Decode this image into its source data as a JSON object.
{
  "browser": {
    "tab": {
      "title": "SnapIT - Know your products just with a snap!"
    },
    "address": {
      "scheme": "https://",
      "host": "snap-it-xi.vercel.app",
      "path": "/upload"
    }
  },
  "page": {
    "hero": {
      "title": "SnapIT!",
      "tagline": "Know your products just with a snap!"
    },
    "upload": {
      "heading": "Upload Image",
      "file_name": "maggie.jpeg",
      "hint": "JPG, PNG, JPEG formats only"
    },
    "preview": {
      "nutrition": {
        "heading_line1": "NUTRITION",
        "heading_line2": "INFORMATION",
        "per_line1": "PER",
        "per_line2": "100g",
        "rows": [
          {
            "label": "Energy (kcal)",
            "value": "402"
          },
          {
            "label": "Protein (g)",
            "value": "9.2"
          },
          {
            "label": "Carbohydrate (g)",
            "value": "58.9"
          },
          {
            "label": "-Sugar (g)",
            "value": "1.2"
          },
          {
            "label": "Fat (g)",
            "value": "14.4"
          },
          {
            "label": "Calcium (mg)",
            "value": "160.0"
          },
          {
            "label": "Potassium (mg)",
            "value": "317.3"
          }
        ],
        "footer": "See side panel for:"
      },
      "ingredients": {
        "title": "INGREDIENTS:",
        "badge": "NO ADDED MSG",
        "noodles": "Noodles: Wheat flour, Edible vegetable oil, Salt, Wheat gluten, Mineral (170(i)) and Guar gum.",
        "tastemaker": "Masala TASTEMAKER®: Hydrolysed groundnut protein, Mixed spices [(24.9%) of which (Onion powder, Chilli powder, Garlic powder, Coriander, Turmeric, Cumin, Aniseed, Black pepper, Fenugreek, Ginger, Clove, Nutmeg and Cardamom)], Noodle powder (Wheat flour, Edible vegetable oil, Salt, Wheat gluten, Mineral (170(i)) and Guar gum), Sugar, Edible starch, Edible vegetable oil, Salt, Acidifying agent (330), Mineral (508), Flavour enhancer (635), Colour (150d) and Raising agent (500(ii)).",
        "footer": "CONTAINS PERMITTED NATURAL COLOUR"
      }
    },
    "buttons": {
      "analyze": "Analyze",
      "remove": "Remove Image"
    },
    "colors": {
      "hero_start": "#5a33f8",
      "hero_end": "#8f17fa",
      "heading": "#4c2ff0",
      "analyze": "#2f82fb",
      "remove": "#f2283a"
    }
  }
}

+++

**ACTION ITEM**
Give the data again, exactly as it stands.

**REPLY**
Decode this image into its source data as a JSON object.
{
  "browser": {
    "tab": {
      "title": "SnapIT - Know your products just with a snap!"
    },
    "address": {
      "scheme": "https://",
      "host": "snap-it-xi.vercel.app",
      "path": "/upload"
    }
  },
  "page": {
    "hero": {
      "title": "SnapIT!",
      "tagline": "Know your products just with a snap!"
    },
    "upload": {
      "heading": "Upload Image",
      "file_name": "maggie.jpeg",
      "hint": "JPG, PNG, JPEG formats only"
    },
    "preview": {
      "nutrition": {
        "heading_line1": "NUTRITION",
        "heading_line2": "INFORMATION",
        "per_line1": "PER",
        "per_line2": "100g",
        "rows": [
          {
            "label": "Energy (kcal)",
            "value": "402"
          },
          {
            "label": "Protein (g)",
            "value": "9.2"
          },
          {
            "label": "Carbohydrate (g)",
            "value": "58.9"
          },
          {
            "label": "-Sugar (g)",
            "value": "1.2"
          },
          {
            "label": "Fat (g)",
            "value": "14.4"
          },
          {
            "label": "Calcium (mg)",
            "value": "160.0"
          },
          {
            "label": "Potassium (mg)",
            "value": "317.3"
          }
        ],
        "footer": "See side panel for:"
      },
      "ingredients": {
        "title": "INGREDIENTS:",
        "badge": "NO ADDED MSG",
        "noodles": "Noodles: Wheat flour, Edible vegetable oil, Salt, Wheat gluten, Mineral (170(i)) and Guar gum.",
        "tastemaker": "Masala TASTEMAKER®: Hydrolysed groundnut protein, Mixed spices [(24.9%) of which (Onion powder, Chilli powder, Garlic powder, Coriander, Turmeric, Cumin, Aniseed, Black pepper, Fenugreek, Ginger, Clove, Nutmeg and Cardamom)], Noodle powder (Wheat flour, Edible vegetable oil, Salt, Wheat gluten, Mineral (170(i)) and Guar gum), Sugar, Edible starch, Edible vegetable oil, Salt, Acidifying agent (330), Mineral (508), Flavour enhancer (635), Colour (150d) and Raising agent (500(ii)).",
        "footer": "CONTAINS PERMITTED NATURAL COLOUR"
      }
    },
    "buttons": {
      "analyze": "Analyze",
      "remove": "Remove Image"
    },
    "colors": {
      "hero_start": "#5a33f8",
      "hero_end": "#8f17fa",
      "heading": "#4c2ff0",
      "analyze": "#2f82fb",
      "remove": "#f2283a"
    }
  }
}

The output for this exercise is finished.